/---

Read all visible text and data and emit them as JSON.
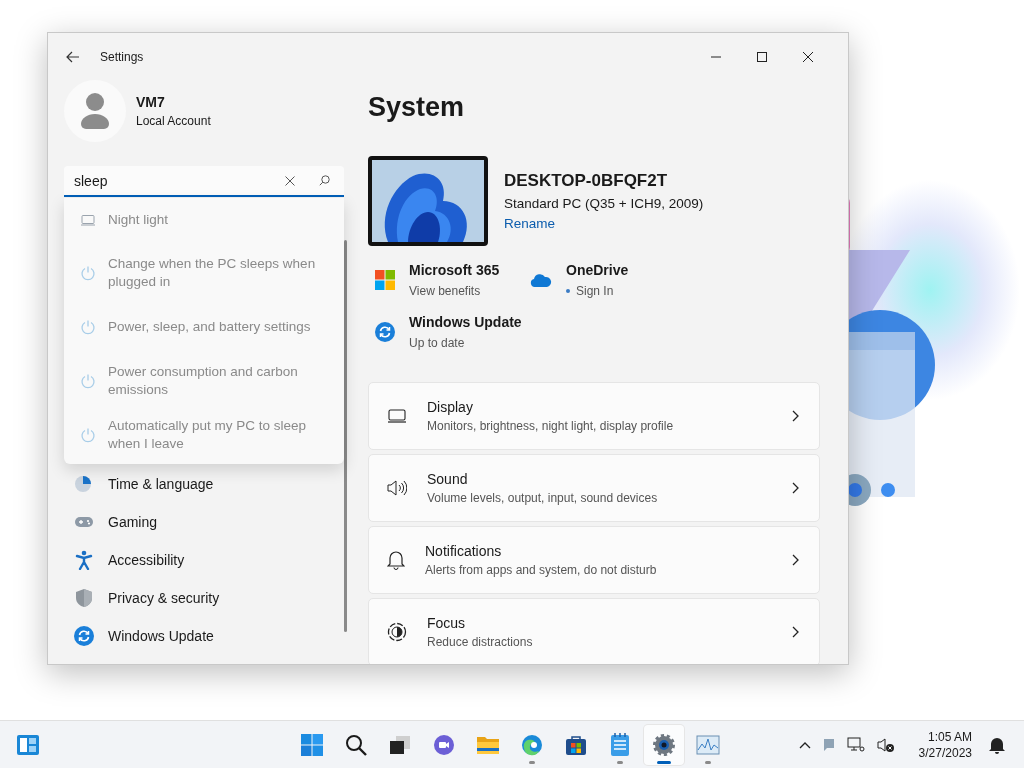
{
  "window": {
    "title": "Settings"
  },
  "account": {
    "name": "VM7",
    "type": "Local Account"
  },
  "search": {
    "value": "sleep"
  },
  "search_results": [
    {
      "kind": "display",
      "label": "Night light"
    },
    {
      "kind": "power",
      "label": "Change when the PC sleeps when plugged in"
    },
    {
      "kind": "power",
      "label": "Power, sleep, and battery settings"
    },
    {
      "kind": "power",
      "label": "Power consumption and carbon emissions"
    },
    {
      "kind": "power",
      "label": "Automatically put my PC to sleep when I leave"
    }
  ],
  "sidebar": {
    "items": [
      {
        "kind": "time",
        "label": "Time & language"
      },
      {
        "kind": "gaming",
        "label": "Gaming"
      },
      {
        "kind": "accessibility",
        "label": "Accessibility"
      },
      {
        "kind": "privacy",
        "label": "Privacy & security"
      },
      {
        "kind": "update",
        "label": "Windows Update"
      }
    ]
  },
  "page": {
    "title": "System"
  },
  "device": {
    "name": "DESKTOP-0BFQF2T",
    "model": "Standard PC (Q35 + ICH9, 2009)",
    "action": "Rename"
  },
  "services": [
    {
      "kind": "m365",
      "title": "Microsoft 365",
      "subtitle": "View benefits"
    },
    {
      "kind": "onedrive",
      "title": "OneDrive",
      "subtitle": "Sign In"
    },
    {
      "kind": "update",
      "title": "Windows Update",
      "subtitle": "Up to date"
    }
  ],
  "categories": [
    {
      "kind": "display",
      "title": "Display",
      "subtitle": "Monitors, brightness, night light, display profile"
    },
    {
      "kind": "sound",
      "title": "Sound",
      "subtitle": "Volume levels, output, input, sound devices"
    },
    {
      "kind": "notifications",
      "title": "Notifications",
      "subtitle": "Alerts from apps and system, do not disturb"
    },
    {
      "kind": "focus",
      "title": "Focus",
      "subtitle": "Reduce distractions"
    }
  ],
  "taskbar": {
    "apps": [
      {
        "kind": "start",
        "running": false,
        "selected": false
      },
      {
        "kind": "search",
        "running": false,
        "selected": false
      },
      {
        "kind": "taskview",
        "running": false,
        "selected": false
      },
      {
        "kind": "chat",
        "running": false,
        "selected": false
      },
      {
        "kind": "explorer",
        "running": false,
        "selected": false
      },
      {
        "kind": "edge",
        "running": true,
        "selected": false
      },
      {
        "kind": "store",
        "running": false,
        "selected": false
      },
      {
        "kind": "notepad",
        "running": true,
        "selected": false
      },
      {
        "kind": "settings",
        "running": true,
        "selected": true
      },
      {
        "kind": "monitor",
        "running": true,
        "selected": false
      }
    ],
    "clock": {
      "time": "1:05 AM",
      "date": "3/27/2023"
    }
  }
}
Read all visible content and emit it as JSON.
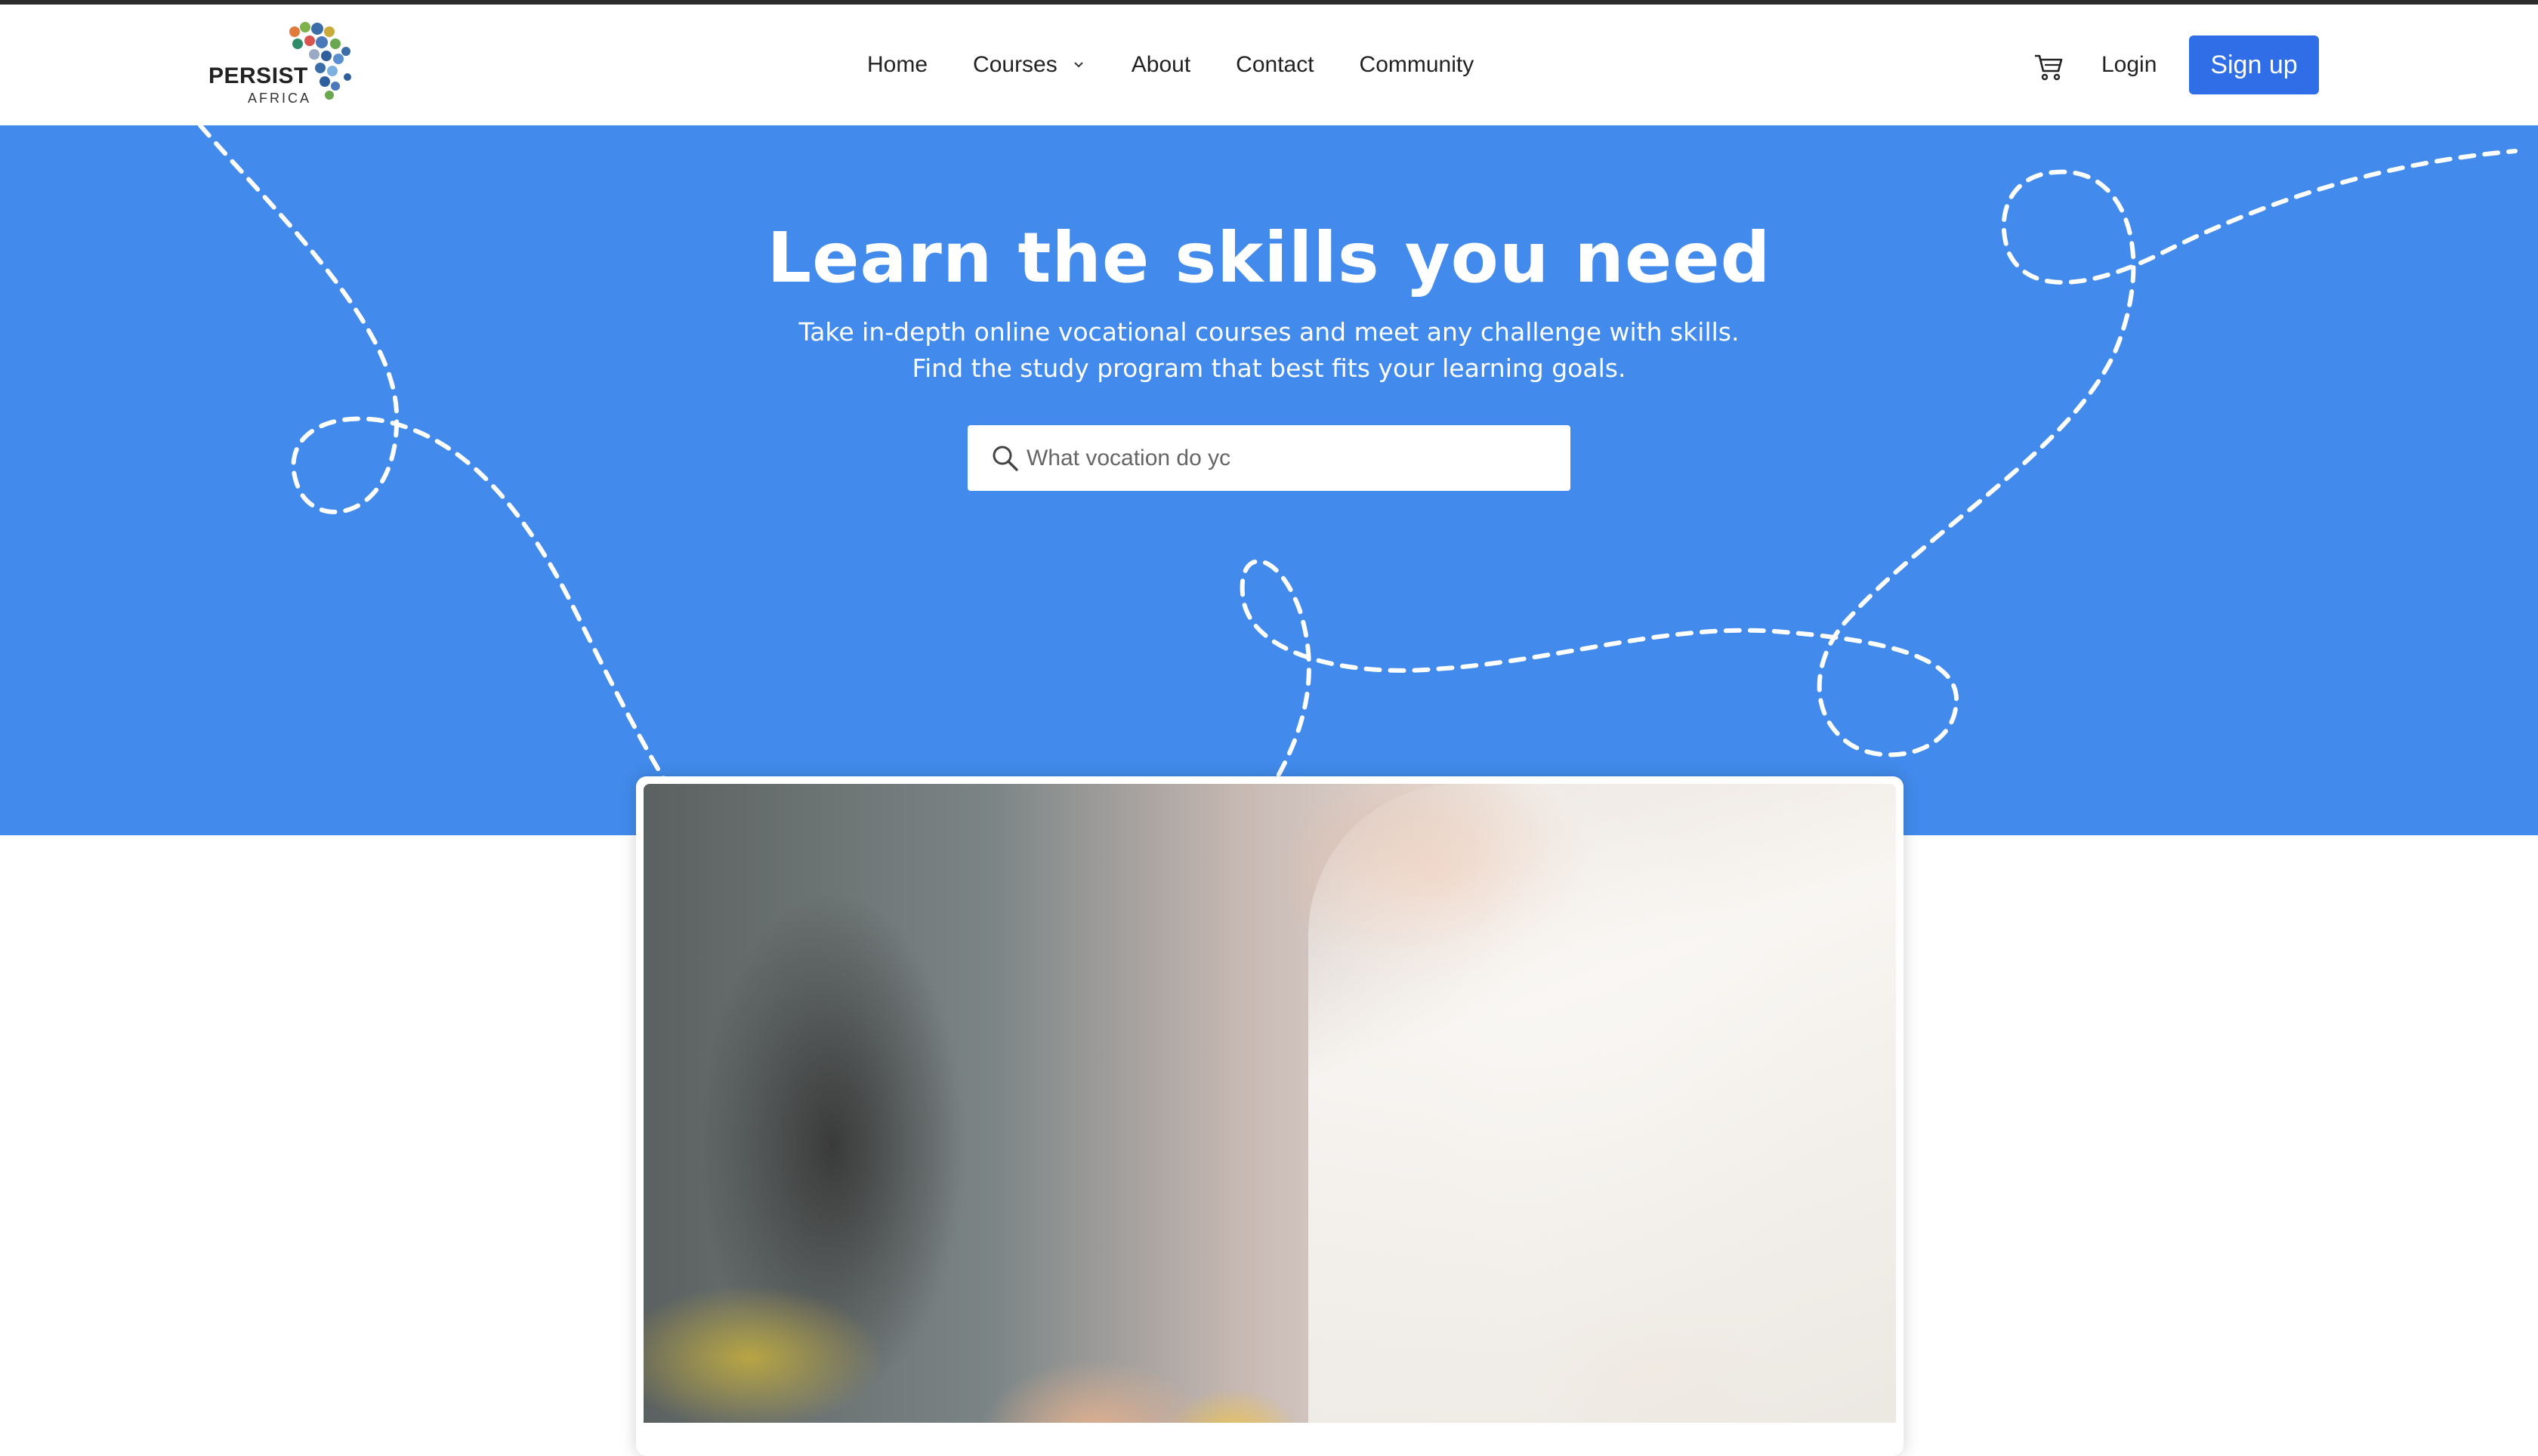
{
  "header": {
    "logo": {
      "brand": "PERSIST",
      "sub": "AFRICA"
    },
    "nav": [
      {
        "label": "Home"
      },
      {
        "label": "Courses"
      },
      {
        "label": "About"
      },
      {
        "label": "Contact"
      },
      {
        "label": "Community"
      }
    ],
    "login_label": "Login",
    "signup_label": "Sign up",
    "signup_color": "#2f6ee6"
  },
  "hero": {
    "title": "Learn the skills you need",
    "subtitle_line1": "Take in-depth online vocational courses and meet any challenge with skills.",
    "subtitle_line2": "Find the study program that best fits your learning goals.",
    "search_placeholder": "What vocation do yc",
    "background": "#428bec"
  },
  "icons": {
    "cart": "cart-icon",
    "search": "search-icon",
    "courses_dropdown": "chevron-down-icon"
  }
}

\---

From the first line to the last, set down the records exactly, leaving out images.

Read all visible text and data and emit them as JSON.
{
  "window": {
    "title": "Settings"
  },
  "account": {
    "name": "VM7",
    "type": "Local Account"
  },
  "search": {
    "value": "sleep"
  },
  "search_results": [
    {
      "kind": "display",
      "label": "Night light"
    },
    {
      "kind": "power",
      "label": "Change when the PC sleeps when plugged in"
    },
    {
      "kind": "power",
      "label": "Power, sleep, and battery settings"
    },
    {
      "kind": "power",
      "label": "Power consumption and carbon emissions"
    },
    {
      "kind": "power",
      "label": "Automatically put my PC to sleep when I leave"
    }
  ],
  "sidebar": {
    "items": [
      {
        "kind": "time",
        "label": "Time & language"
      },
      {
        "kind": "gaming",
        "label": "Gaming"
      },
      {
        "kind": "accessibility",
        "label": "Accessibility"
      },
      {
        "kind": "privacy",
        "label": "Privacy & security"
      },
      {
        "kind": "update",
        "label": "Windows Update"
      }
    ]
  },
  "page": {
    "title": "System"
  },
  "device": {
    "name": "DESKTOP-0BFQF2T",
    "model": "Standard PC (Q35 + ICH9, 2009)",
    "action": "Rename"
  },
  "services": [
    {
      "kind": "m365",
      "title": "Microsoft 365",
      "subtitle": "View benefits"
    },
    {
      "kind": "onedrive",
      "title": "OneDrive",
      "subtitle": "Sign In"
    },
    {
      "kind": "update",
      "title": "Windows Update",
      "subtitle": "Up to date"
    }
  ],
  "categories": [
    {
      "kind": "display",
      "title": "Display",
      "subtitle": "Monitors, brightness, night light, display profile"
    },
    {
      "kind": "sound",
      "title": "Sound",
      "subtitle": "Volume levels, output, input, sound devices"
    },
    {
      "kind": "notifications",
      "title": "Notifications",
      "subtitle": "Alerts from apps and system, do not disturb"
    },
    {
      "kind": "focus",
      "title": "Focus",
      "subtitle": "Reduce distractions"
    }
  ],
  "taskbar": {
    "apps": [
      {
        "kind": "start",
        "running": false,
        "selected": false
      },
      {
        "kind": "search",
        "running": false,
        "selected": false
      },
      {
        "kind": "taskview",
        "running": false,
        "selected": false
      },
      {
        "kind": "chat",
        "running": false,
        "selected": false
      },
      {
        "kind": "explorer",
        "running": false,
        "selected": false
      },
      {
        "kind": "edge",
        "running": true,
        "selected": false
      },
      {
        "kind": "store",
        "running": false,
        "selected": false
      },
      {
        "kind": "notepad",
        "running": true,
        "selected": false
      },
      {
        "kind": "settings",
        "running": true,
        "selected": true
      },
      {
        "kind": "monitor",
        "running": true,
        "selected": false
      }
    ],
    "clock": {
      "time": "1:05 AM",
      "date": "3/27/2023"
    }
  }
}
Read all visible content and emit it as JSON.
{
  "header": {
    "logo": {
      "brand": "PERSIST",
      "sub": "AFRICA"
    },
    "nav": [
      {
        "label": "Home"
      },
      {
        "label": "Courses"
      },
      {
        "label": "About"
      },
      {
        "label": "Contact"
      },
      {
        "label": "Community"
      }
    ],
    "login_label": "Login",
    "signup_label": "Sign up",
    "signup_color": "#2f6ee6"
  },
  "hero": {
    "title": "Learn the skills you need",
    "subtitle_line1": "Take in-depth online vocational courses and meet any challenge with skills.",
    "subtitle_line2": "Find the study program that best fits your learning goals.",
    "search_placeholder": "What vocation do yc",
    "background": "#428bec"
  },
  "icons": {
    "cart": "cart-icon",
    "search": "search-icon",
    "courses_dropdown": "chevron-down-icon"
  }
}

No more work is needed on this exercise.